Website and app data records
-=-=-

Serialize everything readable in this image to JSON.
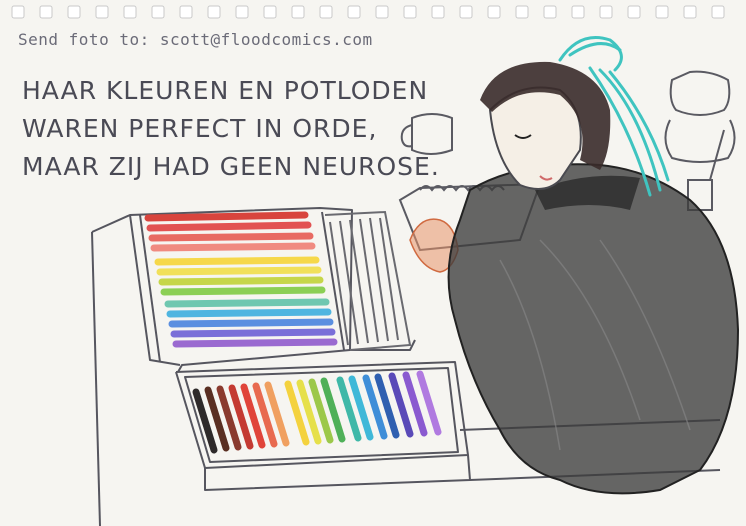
{
  "header_note": "Send foto to: scott@floodcomics.com",
  "caption": {
    "line1": "HAAR KLEUREN EN POTLODEN",
    "line2": "WAREN PERFECT IN ORDE,",
    "line3": "MAAR ZIJ HAD GEEN NEUROSE."
  },
  "colors": {
    "paper": "#f6f5f1",
    "pencil_line": "#55555f",
    "hair_accent": "#3fc4c0",
    "sweater": "#3a3a3a"
  }
}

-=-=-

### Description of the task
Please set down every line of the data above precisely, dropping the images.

### Exercise result
Serialize everything readable in this image to JSON.
{
  "header_note": "Send foto to: scott@floodcomics.com",
  "caption": {
    "line1": "HAAR KLEUREN EN POTLODEN",
    "line2": "WAREN PERFECT IN ORDE,",
    "line3": "MAAR ZIJ HAD GEEN NEUROSE."
  },
  "colors": {
    "paper": "#f6f5f1",
    "pencil_line": "#55555f",
    "hair_accent": "#3fc4c0",
    "sweater": "#3a3a3a"
  }
}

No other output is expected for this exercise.